The goal of this project is to highlight the function of role models or mentors in young,
religious women’s construction of religious identity. Are high school students looking for
models of the religious personalities they aspire to become? What sort of guidance and/or
models are they seeking? Where are they looking for these models, and where are they finding
them? Are these models significant to their religious development, and, if so, how? The
study presented herein is an attempt to identify and explore the meaning and relevance of
religious role modeling to teenage students and their teachers in a Jerusalem-based high
school for girls.
The project itself is divided into three parts: (1) a theoretical section, which reviews the
related literature in the field of general education and explores the function of role modeling
in religious education; (2) a presentation of the author’s own research, i.e., a case study
built upon interviews with students and teachers at the Pelech School, along with an analysis
of some themes that emerged; and (3) a prescriptive section, in which the author provides
recommendations on the basis of the Pelech model.
The goal of this project is to provide an in-depth and (hopefully) insightful analysis of an
educational issue of contemporary relevance. It is the author’s acknowledged belief, from the
outset, that role models are critical to religious development and that the availability and
accessibility of religious models significantly impacts the formation of students’ religious personalities.
The Pelech School was a natural choice of “subject” for a study on gender and religious education.
Pelech is a unique institution in many ways, and most significantly for the project in question,
it is a school that is aware of both the educational importance of role modeling and the impact of
gender on identity formation. This awareness does not make Pelech a typical religious, girls’ high
school, but it does make it a fruitful and thought-provoking case study. The author hopes that

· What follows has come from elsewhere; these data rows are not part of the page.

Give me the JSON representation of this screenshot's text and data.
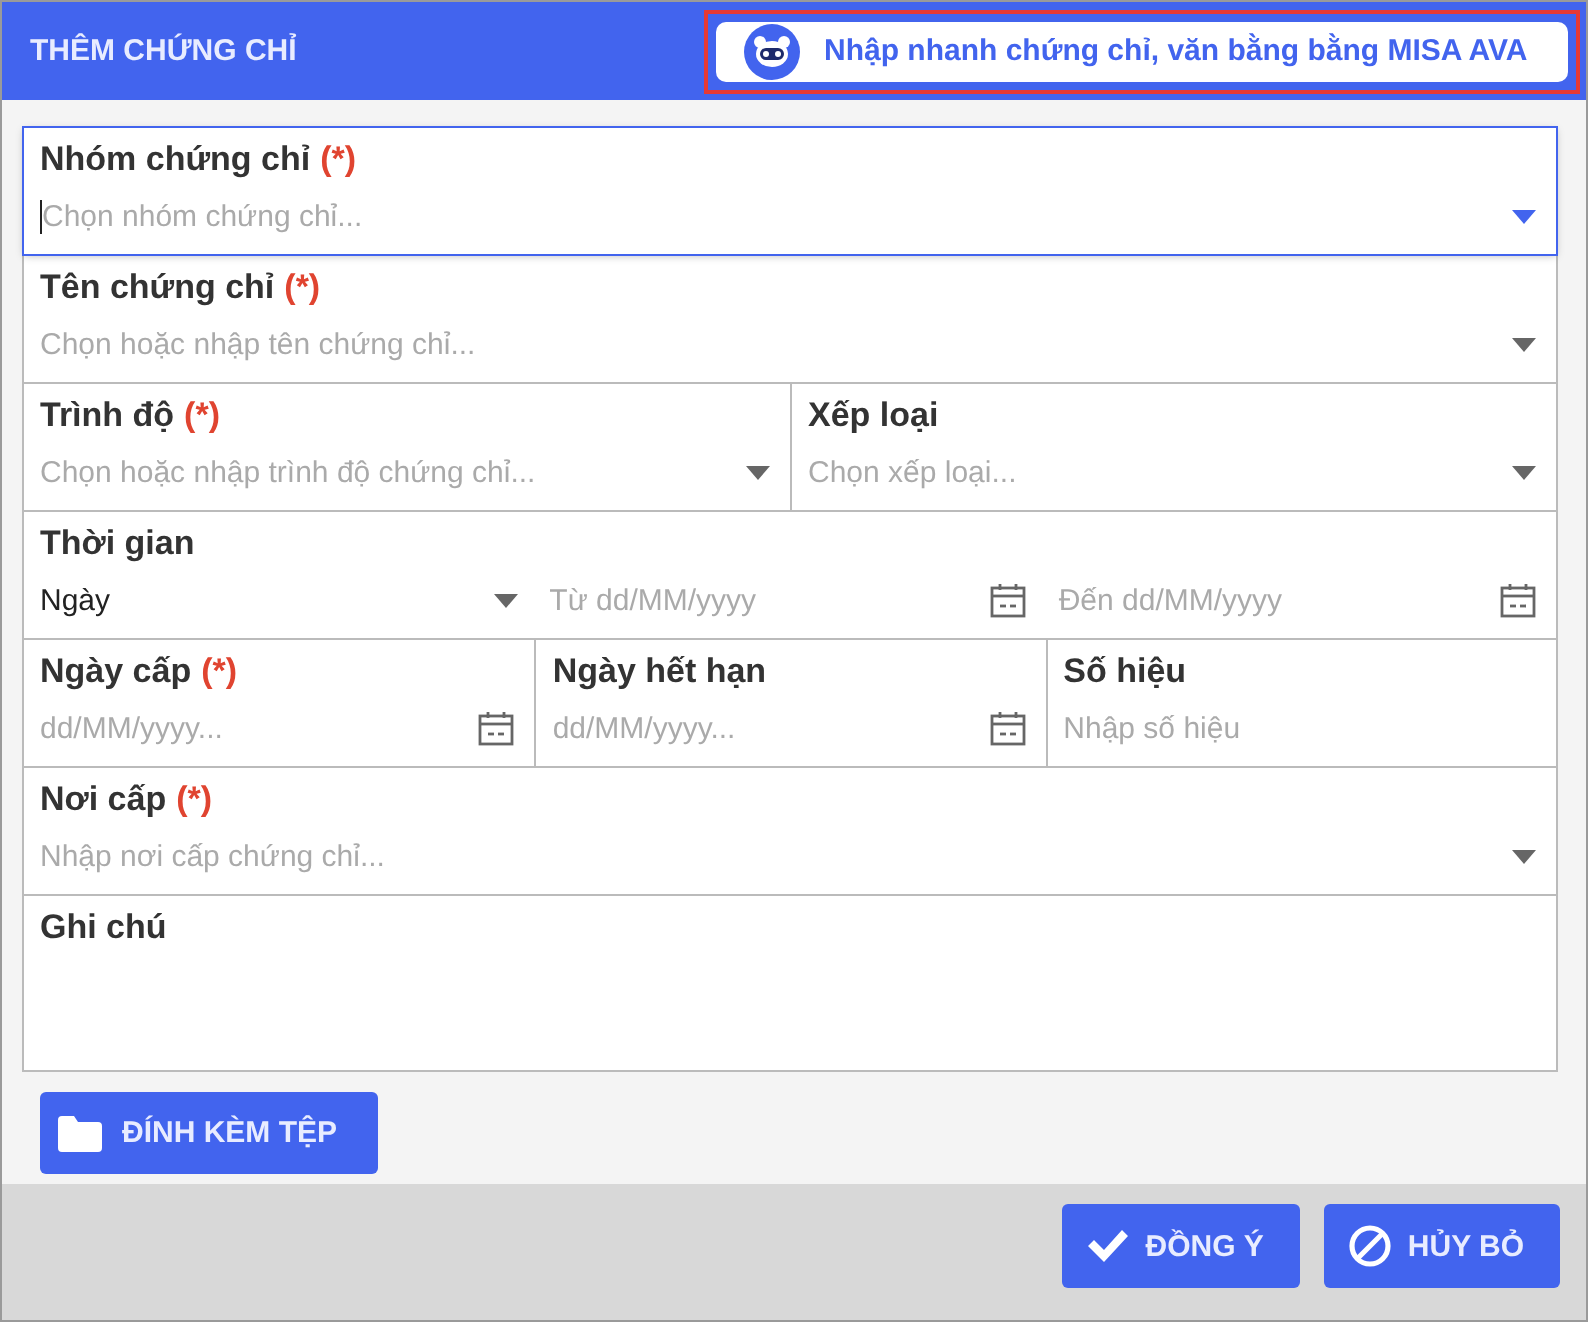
{
  "header": {
    "title": "THÊM CHỨNG CHỈ",
    "quick_entry_button": "Nhập nhanh chứng chỉ, văn bằng bằng MISA AVA",
    "highlighted": true
  },
  "rows": [
    {
      "kind": "fields",
      "fields": [
        {
          "label": "Nhóm chứng chỉ",
          "required_mark": "(*)",
          "placeholder": "Chọn nhóm chứng chỉ...",
          "kind": "dropdown",
          "focused": true
        }
      ]
    },
    {
      "kind": "fields",
      "fields": [
        {
          "label": "Tên chứng chỉ",
          "required_mark": "(*)",
          "placeholder": "Chọn hoặc nhập tên chứng chỉ...",
          "kind": "dropdown",
          "focused": false
        }
      ]
    },
    {
      "kind": "fields",
      "fields": [
        {
          "label": "Trình độ",
          "required_mark": "(*)",
          "placeholder": "Chọn hoặc nhập trình độ chứng chỉ...",
          "kind": "dropdown",
          "focused": false
        },
        {
          "label": "Xếp loại",
          "placeholder": "Chọn xếp loại...",
          "kind": "dropdown",
          "focused": false
        }
      ]
    },
    {
      "kind": "group",
      "label": "Thời gian",
      "fields": [
        {
          "value": "Ngày",
          "kind": "dropdown",
          "focused": false
        },
        {
          "placeholder": "Từ dd/MM/yyyy",
          "kind": "date",
          "focused": false
        },
        {
          "placeholder": "Đến dd/MM/yyyy",
          "kind": "date",
          "focused": false
        }
      ]
    },
    {
      "kind": "fields",
      "fields": [
        {
          "label": "Ngày cấp",
          "required_mark": "(*)",
          "placeholder": "dd/MM/yyyy...",
          "kind": "date",
          "focused": false
        },
        {
          "label": "Ngày hết hạn",
          "placeholder": "dd/MM/yyyy...",
          "kind": "date",
          "focused": false
        },
        {
          "label": "Số hiệu",
          "placeholder": "Nhập số hiệu",
          "kind": "text",
          "focused": false
        }
      ]
    },
    {
      "kind": "fields",
      "fields": [
        {
          "label": "Nơi cấp",
          "required_mark": "(*)",
          "placeholder": "Nhập nơi cấp chứng chỉ...",
          "kind": "dropdown",
          "focused": false
        }
      ]
    },
    {
      "kind": "notes",
      "label": "Ghi chú"
    }
  ],
  "attach_button": "ĐÍNH KÈM TỆP",
  "buttons": [
    {
      "label": "ĐỒNG Ý",
      "kind": "confirm"
    },
    {
      "label": "HỦY BỎ",
      "kind": "cancel"
    }
  ]
}
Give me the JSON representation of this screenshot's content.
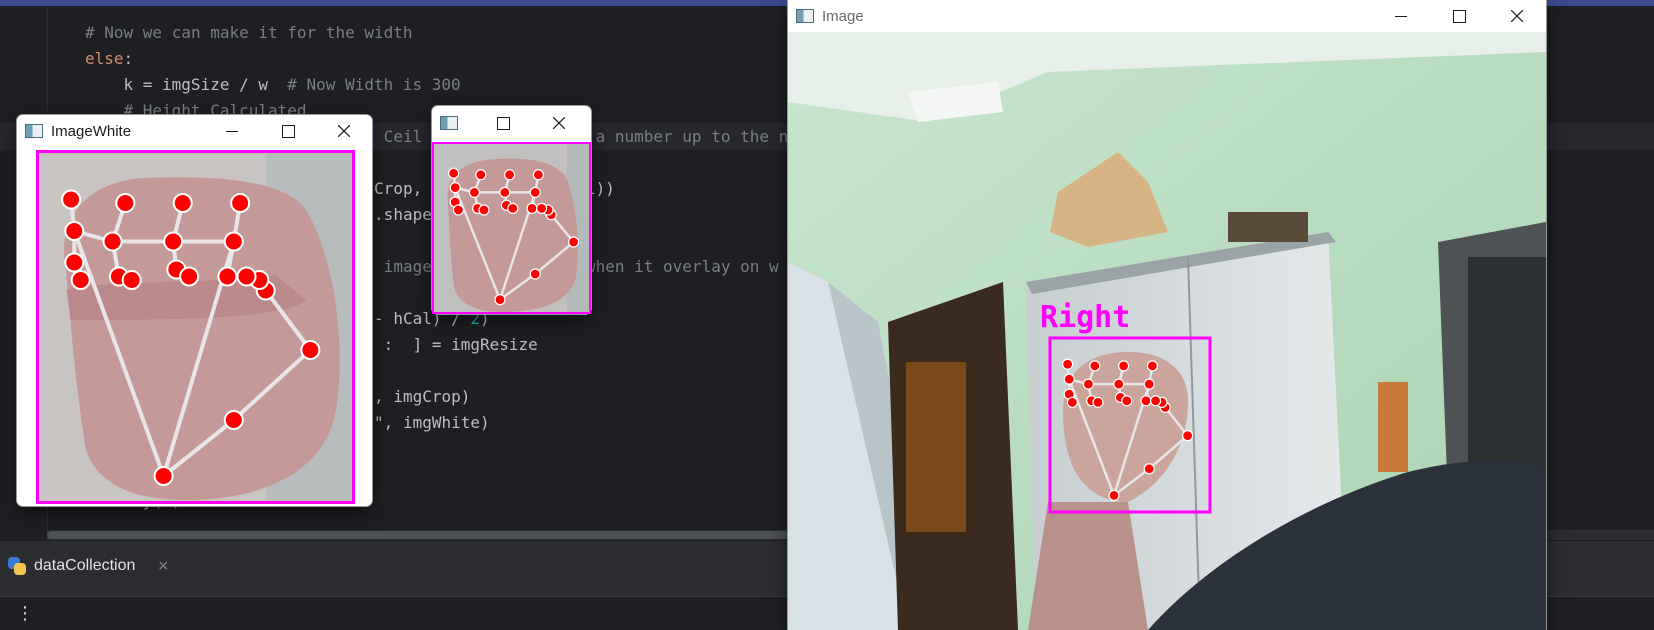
{
  "editor": {
    "lines": [
      {
        "indent": 2,
        "segments": [
          {
            "t": "# Now we can make it for the width",
            "c": "comment"
          }
        ]
      },
      {
        "indent": 2,
        "segments": [
          {
            "t": "else",
            "c": "keyword"
          },
          {
            "t": ":",
            "c": "plain"
          }
        ]
      },
      {
        "indent": 3,
        "segments": [
          {
            "t": "k = imgSize / w  ",
            "c": "plain"
          },
          {
            "t": "# Now Width is 300",
            "c": "comment"
          }
        ]
      },
      {
        "indent": 3,
        "segments": [
          {
            "t": "# Height Calculated",
            "c": "comment"
          }
        ]
      },
      {
        "indent": 0,
        "segments": [
          {
            "t": "                                       Ceil i                a number up to the ne",
            "c": "comment"
          }
        ]
      },
      {
        "indent": 0,
        "segments": []
      },
      {
        "indent": 0,
        "segments": [
          {
            "t": "                                      Crop, (             Cal))",
            "c": "plain"
          }
        ]
      },
      {
        "indent": 0,
        "segments": [
          {
            "t": "                                      .shape",
            "c": "plain"
          }
        ]
      },
      {
        "indent": 0,
        "segments": []
      },
      {
        "indent": 0,
        "segments": [
          {
            "t": "                                       image                when it overlay on w",
            "c": "comment"
          }
        ]
      },
      {
        "indent": 0,
        "segments": []
      },
      {
        "indent": 0,
        "segments": [
          {
            "t": "                                      - hCal) / ",
            "c": "plain"
          },
          {
            "t": "2",
            "c": "num"
          },
          {
            "t": ")",
            "c": "plain"
          }
        ]
      },
      {
        "indent": 0,
        "segments": [
          {
            "t": "                                       :  ] = imgResize",
            "c": "plain"
          }
        ]
      },
      {
        "indent": 0,
        "segments": []
      },
      {
        "indent": 0,
        "segments": [
          {
            "t": "                                      , imgCrop)",
            "c": "plain"
          }
        ]
      },
      {
        "indent": 0,
        "segments": [
          {
            "t": "                                      \", imgWhite)",
            "c": "plain"
          }
        ]
      },
      {
        "indent": 0,
        "segments": []
      },
      {
        "indent": 0,
        "segments": []
      },
      {
        "indent": 1,
        "segments": [
          {
            "t": "cv2.waitKey(1)",
            "c": "plain"
          }
        ]
      }
    ]
  },
  "run_panel": {
    "tab_label": "dataCollection",
    "close_glyph": "×",
    "menu_glyph": "⋮"
  },
  "windows": {
    "image_white": {
      "title": "ImageWhite"
    },
    "image_crop": {
      "title": ""
    },
    "image": {
      "title": "Image"
    }
  },
  "overlay": {
    "hand_label": "Right",
    "box_color": "#ff00ff",
    "landmark_color": "#ff0000",
    "connection_color": "#e6e6e6"
  },
  "icons": {
    "minimize": "minimize-icon",
    "maximize": "maximize-icon",
    "close": "close-icon",
    "python": "python-icon"
  }
}
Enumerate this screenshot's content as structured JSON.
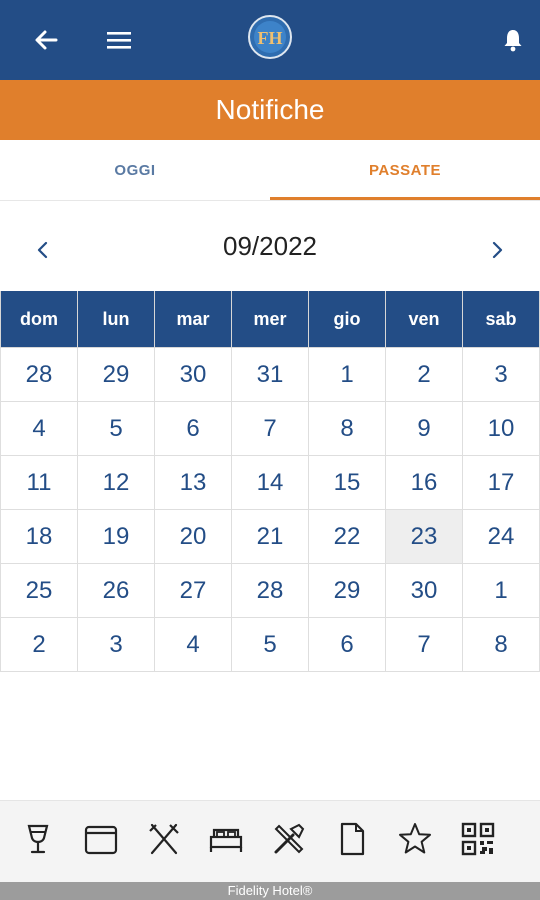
{
  "header": {
    "logo_text": "FH",
    "back_icon": "arrow-left-icon",
    "menu_icon": "hamburger-menu-icon",
    "bell_icon": "bell-icon"
  },
  "page_title": "Notifiche",
  "tabs": [
    {
      "label": "OGGI",
      "active": false
    },
    {
      "label": "PASSATE",
      "active": true
    }
  ],
  "calendar": {
    "month_label": "09/2022",
    "weekdays": [
      "dom",
      "lun",
      "mar",
      "mer",
      "gio",
      "ven",
      "sab"
    ],
    "weeks": [
      [
        "28",
        "29",
        "30",
        "31",
        "1",
        "2",
        "3"
      ],
      [
        "4",
        "5",
        "6",
        "7",
        "8",
        "9",
        "10"
      ],
      [
        "11",
        "12",
        "13",
        "14",
        "15",
        "16",
        "17"
      ],
      [
        "18",
        "19",
        "20",
        "21",
        "22",
        "23",
        "24"
      ],
      [
        "25",
        "26",
        "27",
        "28",
        "29",
        "30",
        "1"
      ],
      [
        "2",
        "3",
        "4",
        "5",
        "6",
        "7",
        "8"
      ]
    ],
    "selected_day": "23"
  },
  "bottom_nav": [
    "wine-glass-icon",
    "calendar-icon",
    "restaurant-icon",
    "bed-icon",
    "tools-icon",
    "document-icon",
    "star-icon",
    "qr-code-icon"
  ],
  "footer": "Fidelity Hotel®",
  "colors": {
    "primary": "#234d86",
    "accent": "#e07f2c"
  }
}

although it may not be statistically representative, either of the Orthodox world or even of Pelech
itself, this case study will at least raise relevant questions and serve as a catalyst for further
research. Using the portraiture method developed by Sarah Lawrence Lightfoot, the author presents
her research in this section as a narrative “portrait” that provides a particular glimpse into the
educational world of students and teachers at one high school.
The purpose of interviews with students was to find out whether students are conscious and desirous
of the function that role models play in their construction of religious identity and whether that
function is being fulfilled by their teachers. The questions posed in the student interviews aimed
to glean a sense of: (1) do girls in religious high schools perceive their teachers as models for
life or as sources of information; (2) are they looking for role models at all, and if so, where are
they are finding those models; (3) does the gender of their teachers affect students’ ability to perceive
them as role models; and (4) do they perceive their teachers as religious figures, and does gender
impact their ability to do so?
In interviewing teachers, the goal was: (1) to determine whether teachers are conscious of their
function as religious models; (2) to find out how teachers present themselves as religious models
(through conversations with students, bringing students to their homes, etc.); (3) to record the
types of religious models that teachers are presenting; (4) to ascertain whether these teachers
perceive their students as searching for religious models; and (5) to pinpoint how teachers determine
whether their efforts at religious modeling are successful, and whether students are receptive, satisfied,
and so forth.
These questions could easily be asked of male educators teaching male students (and
perhaps should be), but since the focus of the current study was relationships between female educators
and their female students, the author asked interviewees to be conscious of the gender factor and to
give expression to their sensitivities as female teachers in particular. Do female teachers perceive
themselves as filling a modeling function (for their female students) that their male colleagues cannot?
How do they define that function, and how do they respond to that need? Do they sense that their students
are sensitive to gender issues as well?
The overarching theme that emerged from all of the conversations was students’ self-expressed need for
religious direction as the products of an educational system that does not hide complexity. Students
and teachers alike probed the implications of exposing students to multiple voices of authority and
stressed a need for balance between long-range educational goals and addressing students’ immediate
conflicts and concerns. Pelech emerged as school that has, rather than a dearth of role models, a
confusing overabundance of religious figures whose broadcasted messages often conflict.
In the prescriptive part of the essay, the author recommends ways in which the structure
of girls’ high schools might be adjusted to place greater emphasis on religious modeling and to achieve
greater measures of success.